Rash of the harbor lights in the mountain region.
Night, he says, is the dark humor of the day—
first you are scared
but by the sunrise
I’ll get you laughing.
My head, thrown back in laughter, has bought me more
than money thrown forward, and men
pressed me down and worked like a Chinese seamstress.
But none could slap my face as hard as the sea slaps
its adopted child and then steps back, all tears.
This island spit out by the sun over the world’s shoulder,
a fence holds the bougainvillea laughter behind its teeth,
a metal gate guards the doze of heat-stricken watchdogs,
a road comes up to my face and stands like a mirror
showing everything that has led me to it: a bed
soft like bruised fruit, a whole lime garden bruised
by the afternoon shade, and his book’s hard spine
breaking with the day.
A body strips down all the way to forgiveness,
and grants itself before there’s even a reason, unless
it wants to tell the other: I forgive your juices
for not filling these hard fruits; your skin
for not cracking and rotting over the ants’ heads;
I forgive your throat for not birthing the dog’s cough;
your hand, right now rising, falling, and leaving trace
unlike what it praises; your shadow for never becoming a stain
to mark this road, this bed, but mostly this sea.
Bricks of gray moonlight fall weightlessly
shades building a new wall above the sink.
Here he lies on his stomach,
the gap between his ass and his thighs
forms a perfect black diamond.
Horizon blistered by the setting sun heals
a hardly visible scar.
Valzhyna Mort was born in Minsk, Belarus, and moved to the United States in 2005. She is the author of Factory of Tears and the forthcoming Collected Body (both from Copper Canyon Press). In 2010, she received the Bess Hokin Prize from Poetry magazine and the Lannan Literary Fellowship.

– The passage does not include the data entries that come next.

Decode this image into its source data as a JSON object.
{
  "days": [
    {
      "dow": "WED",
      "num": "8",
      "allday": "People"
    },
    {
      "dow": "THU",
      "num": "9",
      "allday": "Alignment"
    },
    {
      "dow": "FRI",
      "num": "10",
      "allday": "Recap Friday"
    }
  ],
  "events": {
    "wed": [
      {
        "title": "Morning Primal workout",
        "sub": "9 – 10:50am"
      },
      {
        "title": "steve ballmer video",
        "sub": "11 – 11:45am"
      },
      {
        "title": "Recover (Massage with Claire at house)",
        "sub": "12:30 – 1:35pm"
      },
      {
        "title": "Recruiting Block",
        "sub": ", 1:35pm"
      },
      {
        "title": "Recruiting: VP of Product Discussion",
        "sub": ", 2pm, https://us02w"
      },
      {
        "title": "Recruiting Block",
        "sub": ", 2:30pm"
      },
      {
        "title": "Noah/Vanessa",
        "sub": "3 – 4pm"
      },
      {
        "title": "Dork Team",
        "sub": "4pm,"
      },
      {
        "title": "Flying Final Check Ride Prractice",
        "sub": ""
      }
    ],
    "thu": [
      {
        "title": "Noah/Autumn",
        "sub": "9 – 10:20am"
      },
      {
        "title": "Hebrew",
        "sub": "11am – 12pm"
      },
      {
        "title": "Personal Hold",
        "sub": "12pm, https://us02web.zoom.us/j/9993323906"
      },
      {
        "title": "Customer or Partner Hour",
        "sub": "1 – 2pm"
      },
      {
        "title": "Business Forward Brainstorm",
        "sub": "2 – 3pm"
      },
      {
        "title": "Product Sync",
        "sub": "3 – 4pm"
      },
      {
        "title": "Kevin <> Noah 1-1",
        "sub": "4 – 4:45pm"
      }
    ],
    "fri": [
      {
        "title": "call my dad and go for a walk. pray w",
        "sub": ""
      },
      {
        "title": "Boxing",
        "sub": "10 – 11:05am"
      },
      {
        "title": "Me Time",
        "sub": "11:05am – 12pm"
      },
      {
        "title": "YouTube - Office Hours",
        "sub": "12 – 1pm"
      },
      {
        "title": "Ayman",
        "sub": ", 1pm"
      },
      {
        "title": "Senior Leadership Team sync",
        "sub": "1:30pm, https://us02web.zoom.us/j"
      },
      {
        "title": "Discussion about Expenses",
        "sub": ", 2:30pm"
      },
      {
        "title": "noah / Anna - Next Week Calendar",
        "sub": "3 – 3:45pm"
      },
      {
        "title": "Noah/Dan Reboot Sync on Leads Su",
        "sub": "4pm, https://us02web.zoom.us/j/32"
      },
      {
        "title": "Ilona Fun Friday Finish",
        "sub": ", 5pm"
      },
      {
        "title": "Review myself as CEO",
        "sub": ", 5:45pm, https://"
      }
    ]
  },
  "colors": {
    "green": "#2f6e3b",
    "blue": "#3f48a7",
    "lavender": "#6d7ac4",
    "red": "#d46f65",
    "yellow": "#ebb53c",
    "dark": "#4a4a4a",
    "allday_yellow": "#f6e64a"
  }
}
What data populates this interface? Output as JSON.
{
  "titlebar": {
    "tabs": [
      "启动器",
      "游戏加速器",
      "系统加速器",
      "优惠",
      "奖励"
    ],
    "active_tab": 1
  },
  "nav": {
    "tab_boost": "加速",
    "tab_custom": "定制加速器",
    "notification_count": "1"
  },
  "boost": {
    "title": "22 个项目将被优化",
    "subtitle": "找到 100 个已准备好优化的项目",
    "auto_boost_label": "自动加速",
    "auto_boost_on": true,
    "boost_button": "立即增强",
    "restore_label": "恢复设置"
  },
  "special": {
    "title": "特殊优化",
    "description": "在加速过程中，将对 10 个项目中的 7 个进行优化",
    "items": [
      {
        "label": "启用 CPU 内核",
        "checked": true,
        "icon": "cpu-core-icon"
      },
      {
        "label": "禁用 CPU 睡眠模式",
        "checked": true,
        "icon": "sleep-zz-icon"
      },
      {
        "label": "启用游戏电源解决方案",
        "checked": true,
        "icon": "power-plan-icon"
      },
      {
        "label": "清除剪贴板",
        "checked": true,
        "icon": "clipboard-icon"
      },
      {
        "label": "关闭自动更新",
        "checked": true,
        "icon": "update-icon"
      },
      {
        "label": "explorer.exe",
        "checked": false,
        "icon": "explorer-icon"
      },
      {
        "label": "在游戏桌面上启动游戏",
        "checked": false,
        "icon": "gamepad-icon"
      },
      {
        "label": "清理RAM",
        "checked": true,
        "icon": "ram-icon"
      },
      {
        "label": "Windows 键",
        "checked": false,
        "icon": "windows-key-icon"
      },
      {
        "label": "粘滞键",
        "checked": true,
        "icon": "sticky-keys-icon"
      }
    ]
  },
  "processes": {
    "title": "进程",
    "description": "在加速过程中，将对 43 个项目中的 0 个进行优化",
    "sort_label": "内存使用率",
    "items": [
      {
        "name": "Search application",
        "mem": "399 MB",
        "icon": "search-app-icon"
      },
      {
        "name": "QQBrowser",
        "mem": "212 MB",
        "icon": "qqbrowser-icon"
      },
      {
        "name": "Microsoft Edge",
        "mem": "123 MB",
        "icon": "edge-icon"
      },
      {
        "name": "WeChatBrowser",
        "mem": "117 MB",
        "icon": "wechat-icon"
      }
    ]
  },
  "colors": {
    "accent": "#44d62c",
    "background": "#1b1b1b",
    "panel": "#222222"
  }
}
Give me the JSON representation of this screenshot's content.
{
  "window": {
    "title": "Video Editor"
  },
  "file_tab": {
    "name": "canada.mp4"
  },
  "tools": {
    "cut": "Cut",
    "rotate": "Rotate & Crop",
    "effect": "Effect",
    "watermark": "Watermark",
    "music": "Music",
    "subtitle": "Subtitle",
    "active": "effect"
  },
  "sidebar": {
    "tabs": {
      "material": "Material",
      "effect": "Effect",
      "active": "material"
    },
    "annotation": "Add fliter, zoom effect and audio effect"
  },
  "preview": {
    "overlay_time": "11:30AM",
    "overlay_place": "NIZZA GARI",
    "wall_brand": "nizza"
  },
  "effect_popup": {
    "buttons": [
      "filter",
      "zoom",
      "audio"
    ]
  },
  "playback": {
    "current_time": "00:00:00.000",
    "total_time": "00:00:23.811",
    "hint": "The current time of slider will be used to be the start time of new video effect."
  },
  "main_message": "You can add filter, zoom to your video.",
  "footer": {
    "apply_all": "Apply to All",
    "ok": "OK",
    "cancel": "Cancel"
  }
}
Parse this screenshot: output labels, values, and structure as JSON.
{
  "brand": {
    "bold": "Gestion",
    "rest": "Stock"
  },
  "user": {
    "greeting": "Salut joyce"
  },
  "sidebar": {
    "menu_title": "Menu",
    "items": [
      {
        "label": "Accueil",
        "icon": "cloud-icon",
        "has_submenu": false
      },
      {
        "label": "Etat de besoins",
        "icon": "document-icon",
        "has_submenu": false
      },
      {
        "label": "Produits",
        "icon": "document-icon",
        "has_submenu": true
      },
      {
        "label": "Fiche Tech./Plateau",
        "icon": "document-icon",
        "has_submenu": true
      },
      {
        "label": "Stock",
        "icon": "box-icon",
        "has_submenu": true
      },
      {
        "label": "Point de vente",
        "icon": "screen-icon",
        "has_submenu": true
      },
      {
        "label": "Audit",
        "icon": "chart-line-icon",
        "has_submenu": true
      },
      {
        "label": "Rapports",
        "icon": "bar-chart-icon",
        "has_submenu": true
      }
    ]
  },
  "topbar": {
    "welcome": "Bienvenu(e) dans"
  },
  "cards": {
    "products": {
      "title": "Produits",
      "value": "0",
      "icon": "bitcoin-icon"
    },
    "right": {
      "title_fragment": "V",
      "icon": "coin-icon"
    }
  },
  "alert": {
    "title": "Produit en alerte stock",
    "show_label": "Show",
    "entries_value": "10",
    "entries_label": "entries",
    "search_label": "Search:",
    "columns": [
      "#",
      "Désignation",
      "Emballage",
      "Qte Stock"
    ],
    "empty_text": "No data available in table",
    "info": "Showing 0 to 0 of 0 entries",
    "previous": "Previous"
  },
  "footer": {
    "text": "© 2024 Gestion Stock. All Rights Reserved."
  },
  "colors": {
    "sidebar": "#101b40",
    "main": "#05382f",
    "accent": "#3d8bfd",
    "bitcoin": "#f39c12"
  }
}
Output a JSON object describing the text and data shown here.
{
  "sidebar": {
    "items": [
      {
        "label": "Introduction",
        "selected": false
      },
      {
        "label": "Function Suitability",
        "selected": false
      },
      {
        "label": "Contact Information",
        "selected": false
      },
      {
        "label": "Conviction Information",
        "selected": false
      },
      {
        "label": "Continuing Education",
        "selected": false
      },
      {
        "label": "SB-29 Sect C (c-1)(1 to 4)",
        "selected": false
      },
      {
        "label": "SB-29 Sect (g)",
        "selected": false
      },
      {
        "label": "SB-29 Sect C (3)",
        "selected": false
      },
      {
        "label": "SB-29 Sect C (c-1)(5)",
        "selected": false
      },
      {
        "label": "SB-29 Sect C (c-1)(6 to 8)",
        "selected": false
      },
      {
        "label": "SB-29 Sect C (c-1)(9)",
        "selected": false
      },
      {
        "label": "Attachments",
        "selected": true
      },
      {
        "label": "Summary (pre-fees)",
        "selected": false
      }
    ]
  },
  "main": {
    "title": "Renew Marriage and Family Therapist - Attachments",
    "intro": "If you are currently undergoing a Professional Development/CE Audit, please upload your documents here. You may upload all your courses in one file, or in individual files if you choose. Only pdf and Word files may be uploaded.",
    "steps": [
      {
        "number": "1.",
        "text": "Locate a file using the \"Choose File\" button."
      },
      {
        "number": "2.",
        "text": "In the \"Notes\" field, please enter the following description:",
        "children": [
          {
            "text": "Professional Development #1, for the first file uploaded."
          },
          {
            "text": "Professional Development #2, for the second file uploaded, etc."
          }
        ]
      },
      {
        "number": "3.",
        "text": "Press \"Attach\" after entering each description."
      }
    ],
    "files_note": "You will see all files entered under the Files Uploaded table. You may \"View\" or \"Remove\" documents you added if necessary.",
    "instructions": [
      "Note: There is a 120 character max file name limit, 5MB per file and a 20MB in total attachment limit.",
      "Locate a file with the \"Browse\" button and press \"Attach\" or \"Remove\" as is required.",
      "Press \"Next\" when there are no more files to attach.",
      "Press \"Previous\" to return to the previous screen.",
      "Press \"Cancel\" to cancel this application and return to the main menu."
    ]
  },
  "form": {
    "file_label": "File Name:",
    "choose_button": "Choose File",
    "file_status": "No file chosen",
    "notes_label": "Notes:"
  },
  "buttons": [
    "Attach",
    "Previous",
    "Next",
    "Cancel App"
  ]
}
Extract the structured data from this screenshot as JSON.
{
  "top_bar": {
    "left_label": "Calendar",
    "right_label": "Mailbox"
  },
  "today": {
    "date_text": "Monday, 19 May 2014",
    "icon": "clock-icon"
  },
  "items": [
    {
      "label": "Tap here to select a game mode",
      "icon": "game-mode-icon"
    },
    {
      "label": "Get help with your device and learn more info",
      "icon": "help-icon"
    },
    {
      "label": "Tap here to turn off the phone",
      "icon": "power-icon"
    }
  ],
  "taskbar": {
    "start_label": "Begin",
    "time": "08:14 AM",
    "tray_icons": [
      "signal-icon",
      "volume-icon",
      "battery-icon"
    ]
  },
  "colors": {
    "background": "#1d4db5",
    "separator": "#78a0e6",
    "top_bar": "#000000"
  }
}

Author photo courtesy of Gabrie Morgan
Homepage photograph via Flickr by The Daily Ornellas